In India, we have always followed the “Guru – Shishya parampara” (Master – Pupil tradition/custom) and still do so, especially in the imparting of fine arts, music and dance forms. It is a way of life where the student submits completely to the Master and serves her/him without reservation. Sufi thought also places emphasis on the Master – Student relationship, where the “Talib” or “Murid” (Seeker/searcher/Student) surrenders his very being (“Fanaa” or negation of the ego) and submits to the will of the “Murshid” (Teacher). Most people may not be aware that the expression “Taliban” means Students and did not carry the connotation ascribed these days by populist media.

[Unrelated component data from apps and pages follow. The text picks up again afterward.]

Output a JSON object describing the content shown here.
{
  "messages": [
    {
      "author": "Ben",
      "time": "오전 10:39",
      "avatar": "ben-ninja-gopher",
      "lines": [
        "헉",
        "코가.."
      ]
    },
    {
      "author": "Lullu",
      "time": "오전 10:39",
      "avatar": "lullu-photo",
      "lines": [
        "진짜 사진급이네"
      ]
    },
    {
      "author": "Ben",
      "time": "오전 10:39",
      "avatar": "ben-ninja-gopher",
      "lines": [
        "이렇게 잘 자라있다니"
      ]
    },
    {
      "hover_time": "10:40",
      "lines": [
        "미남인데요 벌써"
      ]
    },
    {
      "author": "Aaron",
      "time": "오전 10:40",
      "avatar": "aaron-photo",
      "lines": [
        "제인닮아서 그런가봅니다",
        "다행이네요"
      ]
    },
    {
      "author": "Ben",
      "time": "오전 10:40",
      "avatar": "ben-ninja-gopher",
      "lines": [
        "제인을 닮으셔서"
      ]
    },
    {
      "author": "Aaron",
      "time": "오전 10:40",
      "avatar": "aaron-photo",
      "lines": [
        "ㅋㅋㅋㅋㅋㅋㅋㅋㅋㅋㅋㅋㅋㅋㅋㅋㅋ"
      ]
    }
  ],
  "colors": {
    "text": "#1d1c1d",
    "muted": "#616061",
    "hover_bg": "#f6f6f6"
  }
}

Our learning does not end at school, college or university. We are all students for life. But, if we are not mindful and allow this accumulation of knowledge to only further fuel our ego, then Sufi saint Bulle Shah reminds us in this immortal kafi, that:
|Padh Padh Ilm Hazaar Kitaaban||(You) have read a thousand books to gain knowledge|
|Kadi apne aap nu Padhya Nahin||But have never looked into your own self (discovered who you truly are)|
|Jaa jaa Wardey Mandar Maseeti||You repeatedly run to temples and mosques|
|Kadi Mann Apne wich Wareya Nahin||(But) have never gone (looked) into your own heart|
|Ainvein ladhda hai Shaitaan de Naal Bandeya||O’ human, what is the point of your futile war against the Satan|
|Kadi Nafs Apne Naal Larya Nahin||(When) you have never fought your Self (ego, whims or desires)|
|Aakhe Pir Bulleh Shah Aasmani Pharna Hain||Says (the Master) Bulle Shah, you look for God in the skies|
|Jehraa Man wich wasdaa Unnhoo Phadyaa Nahin||(But) remain oblivious to the One (making you who you are) that resides within|
|Assan Ishq Namaaz Jaddon Neeti Ae||(In) offering the prayer of Divine Love|
|Taddon Bhul Gaye Mandar Maseeti Ae||(I) forget (have no need for) temples or mosques|
5 Replies to “Students …taliban”
Oohh my…. even though I am no longer a student, after reading your beautiful blog I realize how overwhelming all this is for our students. At the same time, it goes by too fast. My son has just stared High School, and I ask myself: “when did this happen?”
To answer your question, time is fleeting and cyclical, I guess; just like Carly Simon’s song “It’s yesterday once more” (https://www.youtube.com/watch?v=RR1v3MZcHDw). Thanks for your continuing encouragement which is sincerely appreciated.
Beautifully said. Many years ago, when I earned my first driver’s license, an older and wiser friend said, “Congratulations, now your real driving lessons begin”. No truer words were spoken. I have had to pass driving examinations three more times since in different countries (as well as other ‘tests’ that life has thrown at me). The learning never stops.
“… your real driving lessons begin now …” very well put! And yet, we forget or choose to ignore the lessons learned. Thanks Easwar.
Like!! Great article post.Really thank you! Really Cool.